**Task to complete:** With the pictures left out, copy the listing below exactly.

»»

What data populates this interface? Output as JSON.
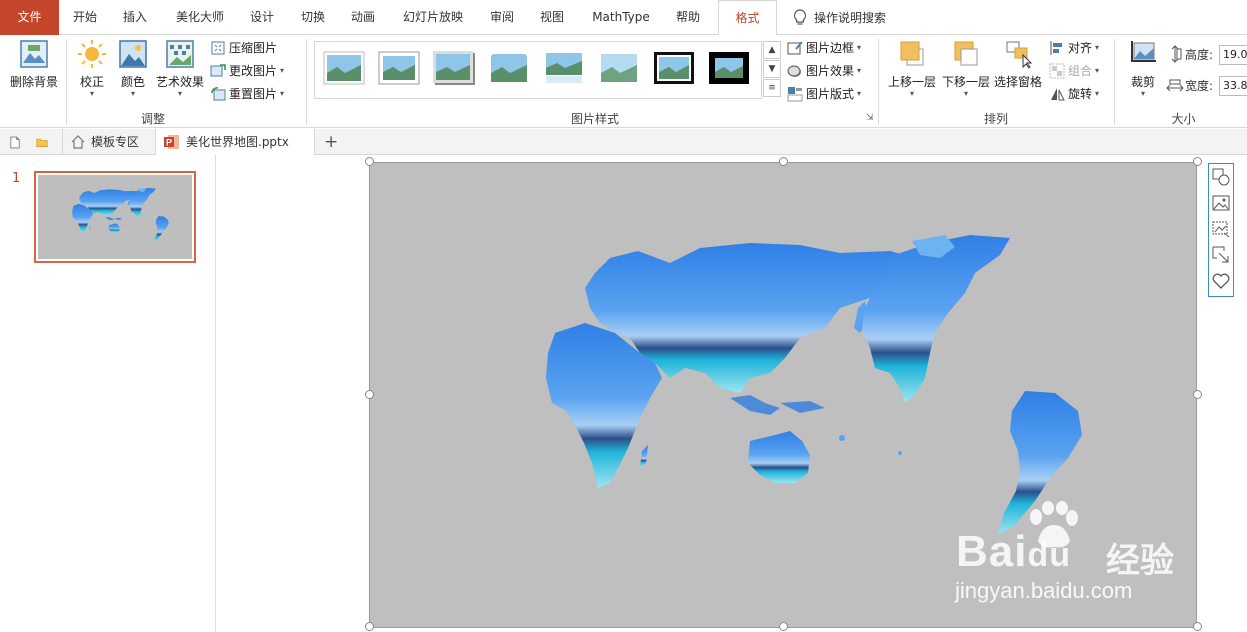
{
  "tabs": [
    "文件",
    "开始",
    "插入",
    "美化大师",
    "设计",
    "切换",
    "动画",
    "幻灯片放映",
    "审阅",
    "视图",
    "MathType",
    "帮助",
    "格式"
  ],
  "active_tab": "格式",
  "tell_me": "操作说明搜索",
  "ribbon": {
    "adjust": {
      "remove_bg": "删除背景",
      "correct": "校正",
      "color": "颜色",
      "artistic": "艺术效果",
      "compress": "压缩图片",
      "change": "更改图片",
      "reset": "重置图片",
      "label": "调整"
    },
    "styles": {
      "border": "图片边框",
      "effects": "图片效果",
      "layout": "图片版式",
      "label": "图片样式"
    },
    "arrange": {
      "bring_forward": "上移一层",
      "send_backward": "下移一层",
      "selection_pane": "选择窗格",
      "align": "对齐",
      "group": "组合",
      "rotate": "旋转",
      "label": "排列"
    },
    "size": {
      "crop": "裁剪",
      "height_label": "高度:",
      "height_value": "19.0",
      "width_label": "宽度:",
      "width_value": "33.8",
      "label": "大小"
    }
  },
  "doc_tabs": {
    "template": "模板专区",
    "file": "美化世界地图.pptx",
    "add": "+"
  },
  "slides": {
    "current_number": "1"
  },
  "watermark": {
    "brand_latin": "Bai",
    "brand_du": "du",
    "brand_cn": "经验",
    "url": "jingyan.baidu.com"
  },
  "colors": {
    "file_tab": "#c5462a",
    "accent": "#b7472a",
    "slide_bg": "#bfbfbf",
    "selection": "#d9653f"
  }
}
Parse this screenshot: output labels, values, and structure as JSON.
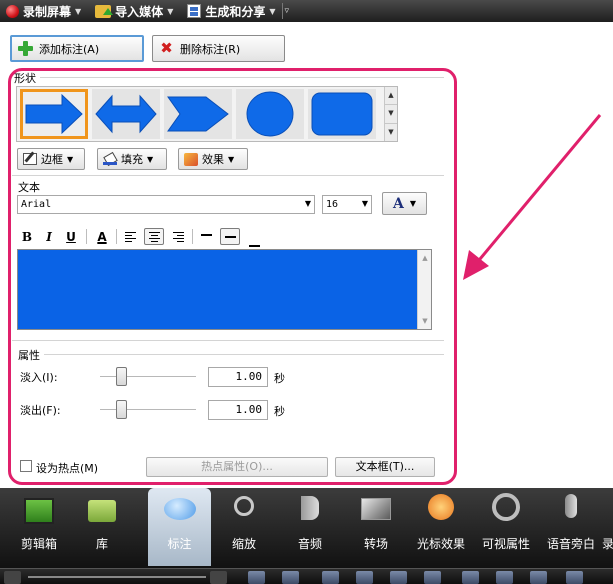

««

**Exercise response:**
What data populates this interface? Output as JSON.
{
  "tabs": [
    "文件",
    "开始",
    "插入",
    "美化大师",
    "设计",
    "切换",
    "动画",
    "幻灯片放映",
    "审阅",
    "视图",
    "MathType",
    "帮助",
    "格式"
  ],
  "active_tab": "格式",
  "tell_me": "操作说明搜索",
  "ribbon": {
    "adjust": {
      "remove_bg": "删除背景",
      "correct": "校正",
      "color": "颜色",
      "artistic": "艺术效果",
      "compress": "压缩图片",
      "change": "更改图片",
      "reset": "重置图片",
      "label": "调整"
    },
    "styles": {
      "border": "图片边框",
      "effects": "图片效果",
      "layout": "图片版式",
      "label": "图片样式"
    },
    "arrange": {
      "bring_forward": "上移一层",
      "send_backward": "下移一层",
      "selection_pane": "选择窗格",
      "align": "对齐",
      "group": "组合",
      "rotate": "旋转",
      "label": "排列"
    },
    "size": {
      "crop": "裁剪",
      "height_label": "高度:",
      "height_value": "19.0",
      "width_label": "宽度:",
      "width_value": "33.8",
      "label": "大小"
    }
  },
  "doc_tabs": {
    "template": "模板专区",
    "file": "美化世界地图.pptx",
    "add": "+"
  },
  "slides": {
    "current_number": "1"
  },
  "watermark": {
    "brand_latin": "Bai",
    "brand_du": "du",
    "brand_cn": "经验",
    "url": "jingyan.baidu.com"
  },
  "colors": {
    "file_tab": "#c5462a",
    "accent": "#b7472a",
    "slide_bg": "#bfbfbf",
    "selection": "#d9653f"
  }
}
Parse this screenshot: output labels, values, and structure as JSON.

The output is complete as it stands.